Posted in Reading, Teaching

Front Porch Reading at Topsail Island, Volume II

Topsail Island (2011)

The two books that I need to read before the beginning of the semester didn’t go into the suitcase.  I almost packed them, but then I stopped myself. It was our vacation, after all. So I chose, instead, a couple from the stack on the nightstand: The Best American Non-Required Reading 2011—more on that beach-appropriate reading in another blog entry to come—and  Tina Fey’s Bossypants.

Bossypants (2011)

Even though I read Bossypants purely for pleasure, I found myself making notes on a passage that I’ll refer to when I teach oral communication in my Focused Inquiry classes this fall. In a section of the book titled “The Rules of Improvisation that will Change Your Life and Reduce Belly Fat,*” Tina Fey discusses the importance of speaking in statements “instead of apologetic questions”:

No one wants to go to a doctor who says, ‘I’m going to be your surgeon? I’m here to talk to you about your procedure? I was first in my class at Johns Hopkins, so?’ Make statements with your actions and your voice (85).

That’s valuable advice for all of us who strive to improve our public speaking, and Fey’s laugh-out-loud example teaches us more succinctly and effectively than volumes of oral communication theory.

Posted in Reading

Front Porch Reading at Topsail Island
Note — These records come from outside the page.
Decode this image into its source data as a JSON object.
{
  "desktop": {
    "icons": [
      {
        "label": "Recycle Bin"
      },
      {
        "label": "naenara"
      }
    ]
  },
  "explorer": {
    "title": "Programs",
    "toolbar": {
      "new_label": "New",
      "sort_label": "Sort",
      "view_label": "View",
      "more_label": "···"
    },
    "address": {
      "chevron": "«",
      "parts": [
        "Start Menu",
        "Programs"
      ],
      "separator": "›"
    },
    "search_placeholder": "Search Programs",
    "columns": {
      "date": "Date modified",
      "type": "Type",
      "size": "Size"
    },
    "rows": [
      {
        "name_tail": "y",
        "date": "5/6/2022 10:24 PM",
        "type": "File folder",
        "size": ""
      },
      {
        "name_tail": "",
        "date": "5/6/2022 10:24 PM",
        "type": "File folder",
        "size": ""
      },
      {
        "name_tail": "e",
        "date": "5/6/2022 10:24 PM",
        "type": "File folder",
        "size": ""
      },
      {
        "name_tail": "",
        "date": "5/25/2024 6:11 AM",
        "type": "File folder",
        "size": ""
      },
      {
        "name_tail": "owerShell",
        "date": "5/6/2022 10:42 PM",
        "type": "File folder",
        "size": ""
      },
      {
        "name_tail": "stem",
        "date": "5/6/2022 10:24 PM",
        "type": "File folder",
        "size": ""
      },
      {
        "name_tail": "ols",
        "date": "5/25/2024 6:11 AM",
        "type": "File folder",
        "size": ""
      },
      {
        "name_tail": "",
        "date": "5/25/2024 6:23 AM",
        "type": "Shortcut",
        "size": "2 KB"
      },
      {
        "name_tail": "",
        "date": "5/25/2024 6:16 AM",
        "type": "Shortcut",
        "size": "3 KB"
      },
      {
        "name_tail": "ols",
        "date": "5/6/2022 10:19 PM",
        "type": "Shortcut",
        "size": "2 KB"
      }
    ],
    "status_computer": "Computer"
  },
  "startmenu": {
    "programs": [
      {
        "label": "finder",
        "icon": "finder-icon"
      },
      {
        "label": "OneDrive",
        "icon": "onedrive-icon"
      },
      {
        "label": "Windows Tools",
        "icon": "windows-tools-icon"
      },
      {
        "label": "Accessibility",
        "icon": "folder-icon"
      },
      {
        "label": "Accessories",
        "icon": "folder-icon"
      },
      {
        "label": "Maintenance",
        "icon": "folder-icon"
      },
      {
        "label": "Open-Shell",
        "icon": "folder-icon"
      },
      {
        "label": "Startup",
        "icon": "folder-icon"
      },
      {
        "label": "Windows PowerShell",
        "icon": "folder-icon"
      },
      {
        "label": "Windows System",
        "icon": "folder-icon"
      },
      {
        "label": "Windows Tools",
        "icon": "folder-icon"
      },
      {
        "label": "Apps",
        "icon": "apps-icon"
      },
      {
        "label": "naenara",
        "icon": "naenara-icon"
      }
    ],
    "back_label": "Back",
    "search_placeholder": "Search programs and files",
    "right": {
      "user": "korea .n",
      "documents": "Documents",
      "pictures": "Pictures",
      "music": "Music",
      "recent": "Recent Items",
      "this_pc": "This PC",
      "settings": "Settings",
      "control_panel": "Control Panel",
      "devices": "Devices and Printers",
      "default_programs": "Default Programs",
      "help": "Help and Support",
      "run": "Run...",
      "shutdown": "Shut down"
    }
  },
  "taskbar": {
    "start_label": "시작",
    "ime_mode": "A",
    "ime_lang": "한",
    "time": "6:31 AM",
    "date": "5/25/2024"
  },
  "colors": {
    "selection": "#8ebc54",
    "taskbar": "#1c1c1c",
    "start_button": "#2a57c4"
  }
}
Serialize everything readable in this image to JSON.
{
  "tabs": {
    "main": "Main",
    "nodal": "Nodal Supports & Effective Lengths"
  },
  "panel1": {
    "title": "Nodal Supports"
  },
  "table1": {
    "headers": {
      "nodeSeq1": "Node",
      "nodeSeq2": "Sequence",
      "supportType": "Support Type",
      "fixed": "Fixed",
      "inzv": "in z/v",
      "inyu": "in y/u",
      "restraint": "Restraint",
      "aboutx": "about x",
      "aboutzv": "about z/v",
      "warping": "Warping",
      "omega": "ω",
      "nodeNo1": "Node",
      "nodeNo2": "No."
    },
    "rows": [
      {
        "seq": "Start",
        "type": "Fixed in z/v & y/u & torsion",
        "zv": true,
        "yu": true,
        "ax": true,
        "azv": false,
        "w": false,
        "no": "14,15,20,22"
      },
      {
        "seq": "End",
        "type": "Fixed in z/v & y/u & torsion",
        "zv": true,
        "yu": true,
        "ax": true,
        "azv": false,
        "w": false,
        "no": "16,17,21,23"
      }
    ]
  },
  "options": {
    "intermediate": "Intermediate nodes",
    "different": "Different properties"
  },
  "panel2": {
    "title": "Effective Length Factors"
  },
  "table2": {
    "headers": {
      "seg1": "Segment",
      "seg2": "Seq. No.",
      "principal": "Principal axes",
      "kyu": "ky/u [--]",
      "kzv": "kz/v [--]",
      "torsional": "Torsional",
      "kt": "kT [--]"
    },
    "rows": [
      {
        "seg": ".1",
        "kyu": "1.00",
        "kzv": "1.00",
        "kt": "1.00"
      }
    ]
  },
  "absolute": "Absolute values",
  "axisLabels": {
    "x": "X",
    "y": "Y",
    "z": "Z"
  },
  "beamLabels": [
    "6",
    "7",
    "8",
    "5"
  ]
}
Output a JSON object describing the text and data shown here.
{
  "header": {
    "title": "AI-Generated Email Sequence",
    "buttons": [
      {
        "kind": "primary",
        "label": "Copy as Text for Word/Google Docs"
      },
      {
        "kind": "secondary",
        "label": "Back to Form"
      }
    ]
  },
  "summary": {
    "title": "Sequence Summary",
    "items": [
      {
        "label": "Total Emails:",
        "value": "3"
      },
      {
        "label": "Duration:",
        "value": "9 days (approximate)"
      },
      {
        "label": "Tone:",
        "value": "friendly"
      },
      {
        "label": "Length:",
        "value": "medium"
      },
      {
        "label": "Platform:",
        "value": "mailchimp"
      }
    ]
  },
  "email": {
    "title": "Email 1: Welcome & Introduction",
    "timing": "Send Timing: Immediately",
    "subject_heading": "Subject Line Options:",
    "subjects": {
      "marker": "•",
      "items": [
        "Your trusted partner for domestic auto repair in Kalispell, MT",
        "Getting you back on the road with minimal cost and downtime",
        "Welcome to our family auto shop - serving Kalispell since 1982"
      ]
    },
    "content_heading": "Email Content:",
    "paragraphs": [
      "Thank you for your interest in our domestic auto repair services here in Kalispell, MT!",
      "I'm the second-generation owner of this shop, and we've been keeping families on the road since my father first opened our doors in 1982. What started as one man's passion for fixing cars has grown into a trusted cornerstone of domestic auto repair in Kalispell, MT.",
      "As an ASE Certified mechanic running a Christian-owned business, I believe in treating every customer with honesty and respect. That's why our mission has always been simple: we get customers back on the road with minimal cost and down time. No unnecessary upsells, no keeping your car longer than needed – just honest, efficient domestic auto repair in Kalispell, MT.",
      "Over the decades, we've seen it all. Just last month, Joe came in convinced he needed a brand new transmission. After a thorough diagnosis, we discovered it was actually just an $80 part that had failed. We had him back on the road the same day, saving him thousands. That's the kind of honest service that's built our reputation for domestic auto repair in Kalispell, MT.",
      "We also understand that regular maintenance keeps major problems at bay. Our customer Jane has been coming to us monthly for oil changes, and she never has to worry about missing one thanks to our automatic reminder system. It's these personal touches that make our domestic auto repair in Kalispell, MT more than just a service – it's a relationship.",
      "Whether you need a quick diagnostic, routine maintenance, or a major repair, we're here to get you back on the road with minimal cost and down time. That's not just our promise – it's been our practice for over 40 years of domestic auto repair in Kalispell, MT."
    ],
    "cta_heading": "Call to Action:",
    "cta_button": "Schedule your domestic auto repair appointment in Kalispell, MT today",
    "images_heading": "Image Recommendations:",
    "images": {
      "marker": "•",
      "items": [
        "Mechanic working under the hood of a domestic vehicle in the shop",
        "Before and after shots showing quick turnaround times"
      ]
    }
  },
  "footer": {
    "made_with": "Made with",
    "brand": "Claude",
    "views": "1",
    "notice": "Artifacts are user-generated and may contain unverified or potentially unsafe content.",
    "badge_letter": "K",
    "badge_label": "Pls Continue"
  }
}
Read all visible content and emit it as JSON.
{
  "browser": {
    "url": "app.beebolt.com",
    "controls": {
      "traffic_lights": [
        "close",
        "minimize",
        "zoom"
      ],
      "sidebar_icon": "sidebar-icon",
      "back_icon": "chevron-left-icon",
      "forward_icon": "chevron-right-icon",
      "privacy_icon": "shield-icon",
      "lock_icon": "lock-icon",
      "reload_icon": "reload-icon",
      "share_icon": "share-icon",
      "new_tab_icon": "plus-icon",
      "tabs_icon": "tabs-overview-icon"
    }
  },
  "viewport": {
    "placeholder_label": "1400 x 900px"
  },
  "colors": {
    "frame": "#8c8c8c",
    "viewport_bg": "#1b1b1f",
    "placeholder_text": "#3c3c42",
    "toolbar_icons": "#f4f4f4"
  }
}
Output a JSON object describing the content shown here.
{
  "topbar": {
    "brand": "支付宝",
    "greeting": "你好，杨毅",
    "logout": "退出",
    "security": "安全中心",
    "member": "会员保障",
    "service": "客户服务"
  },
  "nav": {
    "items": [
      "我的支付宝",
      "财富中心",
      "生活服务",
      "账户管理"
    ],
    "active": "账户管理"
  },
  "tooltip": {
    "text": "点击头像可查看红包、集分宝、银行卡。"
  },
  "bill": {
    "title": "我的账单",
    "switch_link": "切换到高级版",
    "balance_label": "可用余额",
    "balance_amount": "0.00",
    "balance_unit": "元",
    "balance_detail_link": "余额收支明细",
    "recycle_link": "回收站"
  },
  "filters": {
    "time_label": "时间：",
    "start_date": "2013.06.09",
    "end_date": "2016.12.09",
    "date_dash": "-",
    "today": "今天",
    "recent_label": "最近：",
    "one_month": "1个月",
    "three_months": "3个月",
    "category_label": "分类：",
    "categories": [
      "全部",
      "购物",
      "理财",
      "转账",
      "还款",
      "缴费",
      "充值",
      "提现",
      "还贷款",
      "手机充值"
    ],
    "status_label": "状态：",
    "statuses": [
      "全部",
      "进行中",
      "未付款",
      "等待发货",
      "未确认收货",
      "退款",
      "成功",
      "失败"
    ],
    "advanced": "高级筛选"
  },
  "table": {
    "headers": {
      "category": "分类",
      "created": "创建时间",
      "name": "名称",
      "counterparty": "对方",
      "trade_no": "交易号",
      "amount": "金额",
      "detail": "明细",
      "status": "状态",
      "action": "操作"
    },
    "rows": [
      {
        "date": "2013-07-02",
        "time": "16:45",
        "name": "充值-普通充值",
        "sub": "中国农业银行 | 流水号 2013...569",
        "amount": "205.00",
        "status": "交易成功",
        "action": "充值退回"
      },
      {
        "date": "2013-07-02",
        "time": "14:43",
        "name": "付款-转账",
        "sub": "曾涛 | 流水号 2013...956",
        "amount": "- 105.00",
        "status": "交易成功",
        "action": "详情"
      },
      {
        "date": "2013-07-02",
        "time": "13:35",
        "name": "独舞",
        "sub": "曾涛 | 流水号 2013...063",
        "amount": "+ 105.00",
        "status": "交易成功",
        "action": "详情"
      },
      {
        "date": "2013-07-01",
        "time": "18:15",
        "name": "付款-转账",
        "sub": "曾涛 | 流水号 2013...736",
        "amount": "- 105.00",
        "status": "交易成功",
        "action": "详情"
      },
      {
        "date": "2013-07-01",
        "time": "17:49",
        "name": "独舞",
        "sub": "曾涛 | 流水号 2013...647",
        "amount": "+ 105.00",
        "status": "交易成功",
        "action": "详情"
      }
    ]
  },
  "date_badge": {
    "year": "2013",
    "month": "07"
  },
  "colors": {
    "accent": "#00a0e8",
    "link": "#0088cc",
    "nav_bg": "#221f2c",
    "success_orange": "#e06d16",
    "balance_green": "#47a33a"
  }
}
On vacation at Topsail Island, June 4 – 8, I read Ashes to Water, the July-August selection for Richmond’s city-wide book club sponsored by River City Reads and Chop Suey Books. Whenever I read a mystery–which I don’t often do–I’m impressed by the intricacies of plot. What appealed to me more than the plot of Ashes to Water, though, was the novel’s sense of place. Like Irene Ziegler‘s short story collection Rules of the Lake, the novel’s prequel, Ashes to Water presents in vivid detail central Florida’s lake  country with its “grove[s] of knotty cypress knees” (274). I look forward to hearing Ziegler read from Ashes to Water on August 18.